Life-cycle green

Building green sees beyond a project's short-term bottom line to a broader payoff, delivering returns for the economy and the environment. Life-cycle costing does the long-term math so that we can maximize the life-long returns of a building.

Life-cycle costing focuses on the full costs of construction and operations, approximately 20 percent and 80 percent of a building's lifetime costs, respectively. It builds on the established practice of life-cycle assessment (LCA), which aims to quantify the environmental performance of a product or assembly from start to finish: raw materials harvesting through manufacturing, building, maintenance and operation, and finally demolition and disposal. Extensive analyses account for the impacts of energy consumption, water use, air and water emissions, toxicity, natural resource depletion, and solid waste. LCA can help evaluate building designs based on any or all of these environmental measures.

A key project advisor

By expressing environmental and health impacts in terms of economic cost, life-cycle costing puts both the first costs and operating costs of a building in perspective. It then helps minimize those impacts by informing choices of building materials and assemblies. For example, concrete fiber siding lacks vinyl siding's toxicity and is much more durable than wood. Vinyl's affordability, however, may free up funds for a more effective building envelope, enhancing durability and lowering energy use, thereby reducing overall operating costs and building impacts. Life-cycle assessment is important precisely because these decisions are so complex.

Life-cycle costing has helped develop many green building practices and products and has given rise to rules of thumb for materials use. The Materials page notes several preferable products and tips for certain categories of building components. The Waste page discusses resource-efficient design and construction approaches that fit into the "reduce, reuse, recycle" lesson of life-cycle assessment.

Governments can build capacity
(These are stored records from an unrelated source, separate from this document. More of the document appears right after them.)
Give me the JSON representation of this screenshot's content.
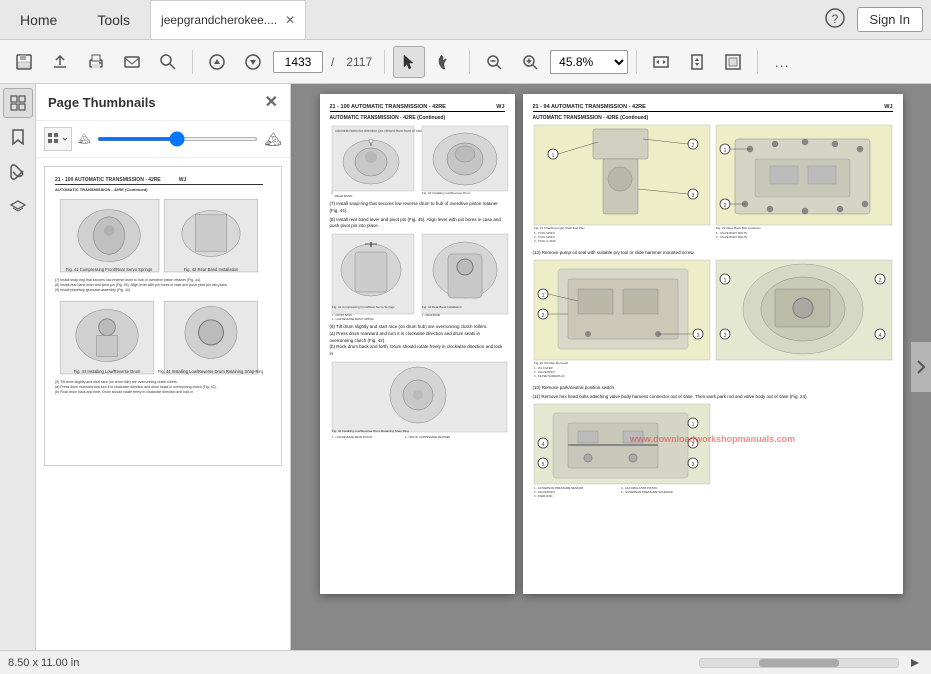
{
  "nav": {
    "home_label": "Home",
    "tools_label": "Tools",
    "tab_filename": "jeepgrandcherokee....",
    "help_icon": "?",
    "signin_label": "Sign In"
  },
  "toolbar": {
    "page_current": "1433",
    "page_total": "2117",
    "zoom_value": "45.8%",
    "more_icon": "...",
    "icons": [
      "save",
      "upload",
      "print",
      "email",
      "search",
      "up",
      "down",
      "cursor",
      "hand",
      "zoom-out",
      "zoom-in",
      "fit-width",
      "fit-page",
      "fit-visible"
    ]
  },
  "thumbnail_panel": {
    "title": "Page Thumbnails",
    "close_icon": "✕"
  },
  "status_bar": {
    "page_size": "8.50 x 11.00 in"
  },
  "main_page": {
    "left_header": "21 - 100  AUTOMATIC TRANSMISSION - 42RE",
    "left_header_right": "WJ",
    "left_subtitle": "AUTOMATIC TRANSMISSION - 42RE (Continued)",
    "right_header": "21 - 94  AUTOMATIC TRANSMISSION - 42RE",
    "right_header_right": "WJ",
    "right_subtitle": "AUTOMATIC TRANSMISSION - 42RE (Continued)",
    "watermark": "www.downloadworkshopmanuals.com",
    "right_note12": "(12)  Remove pump oil seal with suitable pry tool or slide hammer mounted screw.",
    "right_note10": "(10)  Remove park/neutral position switch.",
    "right_note11": "(11)  Remove hex head bolts attaching valve body harness connector out of case. Then work park rod and valve body out of case (Fig. 24).",
    "right_fig21_caption": "Fig. 21 Checking Input Shaft End Play",
    "right_fig21_labels": [
      "1 - TOOL 6259-5",
      "2 - TOOL 6259-6",
      "3 - TOOL C-3339"
    ],
    "right_fig22_caption": "Fig. 22 Oil Filter Removal",
    "right_fig22_labels": [
      "1 - OIL FILTER",
      "2 - VALVE BODY",
      "3 - FILTER SCREWS (2)"
    ],
    "right_fig23_caption": "Fig. 23 Valve Body Bolt Locations",
    "right_fig23_labels": [
      "1 - VALVE BODY BOLTS",
      "2 - VALVE BODY BOLTS"
    ],
    "right_fig24_labels": [
      "1 - GOVERNOR PRESSURE SENSOR",
      "2 - VALVE BODY",
      "3 - PARK ROD",
      "4 - ACCUMULATOR PISTON",
      "5 - GOVERNOR PRESSURE SOLENOID"
    ],
    "left_step7": "(7)  Install snap-ring that secures low reverse drum to hub of overdrive piston retainer (Fig. 44).",
    "left_step8": "(8)  Install rear band lever and pivot pin (Fig. 45). Align lever with pin bores in case and push pivot pin into place.",
    "left_step9": "(9)  Install planetary gearcase assembly (Fig. 44).",
    "left_fig41_caption": "Fig. 41 Compressing Front/Rear Servo Springs",
    "left_fig42_caption": "Fig. 42 Rear Band Installation",
    "left_fig43_caption": "Fig. 43 Installing Low/Reverse Drum",
    "left_fig44_caption": "Fig. 44 Installing Low/Reverse Drum Retaining Snap-Ring",
    "left_step_drum": "(9) Tilt drum slightly and start race (on drum hub) are overrunning clutch rollers.\n(a) Press drum rearward and turn it in clockwise direction and drum seats in overrunning clutch (Fig. 42).\n(b) Rock drum back and forth. Drum should rotate freely in clockwise direction and lock in"
  }
}
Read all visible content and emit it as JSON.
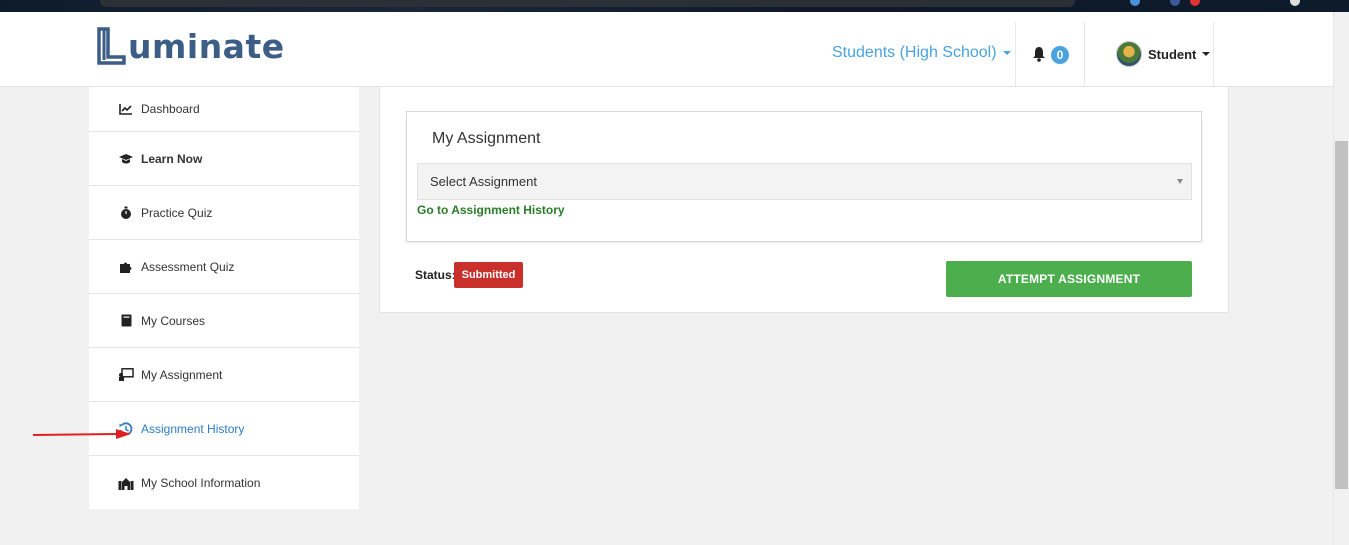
{
  "header": {
    "logo_text": "uminate",
    "role_select": "Students (High School)",
    "notification_count": "0",
    "user_name": "Student"
  },
  "sidebar": {
    "items": [
      {
        "label": "Dashboard",
        "icon": "chart-line-icon"
      },
      {
        "label": "Learn Now",
        "icon": "graduation-cap-icon"
      },
      {
        "label": "Practice Quiz",
        "icon": "stopwatch-icon"
      },
      {
        "label": "Assessment Quiz",
        "icon": "puzzle-icon"
      },
      {
        "label": "My Courses",
        "icon": "book-icon"
      },
      {
        "label": "My Assignment",
        "icon": "teacher-board-icon"
      },
      {
        "label": "Assignment History",
        "icon": "history-icon"
      },
      {
        "label": "My School Information",
        "icon": "school-icon"
      }
    ]
  },
  "main": {
    "card_title": "My Assignment",
    "select_placeholder": "Select Assignment",
    "history_link": "Go to Assignment History",
    "status_label": "Status:",
    "status_value": "Submitted",
    "attempt_button": "ATTEMPT ASSIGNMENT"
  },
  "colors": {
    "accent": "#4aa3df",
    "active_link": "#2e7bc4",
    "success": "#4cae4c",
    "danger": "#c9302c",
    "link_green": "#2a7d2a"
  }
}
To make the best use of life-cycle costing, builders must research products and assemblies, then plug that knowledge into their design process. While software tools (below) and specialty consultants are available to help, there is a considerable cost, especially for a developer's first green projects. Advice and incentives can go a long way toward helping nonprofit affordable housing developers reap the benefits of life-cycle assessment. Life-cycle assessment will also be useful for housing authority and other government building projects. To get started:

  • Gather data from published assessments of product categories and ask manufacturers for information about the environmental impacts of their products; many have LCA spreadsheets.
  • Use tools like ATHENATM to evaluate building assemblies and determine the best material mixes. Consider the foundation, floors, structural system, mechanical systems, and envelope.

Tools for life-cycle costing

ATHENATM Impact Estimator for Buildings lets you run life-cycle assessments of models for 95 percent of North America's building stock. With more than 1,000 different assembly combinations at your fingertips, you can put the environment on par with other design criteria. ATHENA'S databases cover new buildings and major renovations and distinguish between owner-occupied and rental facilities.

ATHENATM EcoCalculator for Assemblies allows you to dial up LCA results for hundreds of common building assemblies. This free software will allow you to calculate your building's climate change impacts.

BEES (Building for Environmental and Economic Sustainability) measures the environmental and economic performance of building products by using the life-cycle assessment and cost approaches specified in ISO 14040 standards and ASTM costing methodology, respectively. Released in May 2007, version 4.0 can help you compare over 230 building products.

eVALUator , from Energy Design Resources, calculates the lifecycle cost and savings of investments that improve building design. It analyzes the financial benefits, generating numbers for annual net income, repair and replacement costs, and even occupancy rates.

eQUEST , Energy Design Resources' user-friendly building energy modeling program, pairs a DOE-2 simulation with building and energy efficiency wizards and graphical reporting.

ENERGY-10 software, from the Sustainable Buildings Industry Council, analyzes and illustrates the energy and cost savings that can be achieved through daylighting, passive solar heating, natural ventilation, well-insulated envelopes, better windows, lighting systems, mechanical equipment, and even photovoltaic systems and solar domestic hot water systems.

Building Energy Software Tools. For many more tools, check the U.S. Department of Energy's list

Energy Star tools and resources library



Life-cycle evaluation tools. Descriptions and links below.

Whole Building Design Guide life-cycle cost analysis page

WasteMatch's calculator estimates the environmental benefits of salvaging and reusing building materials, rather than buying and installing new ones.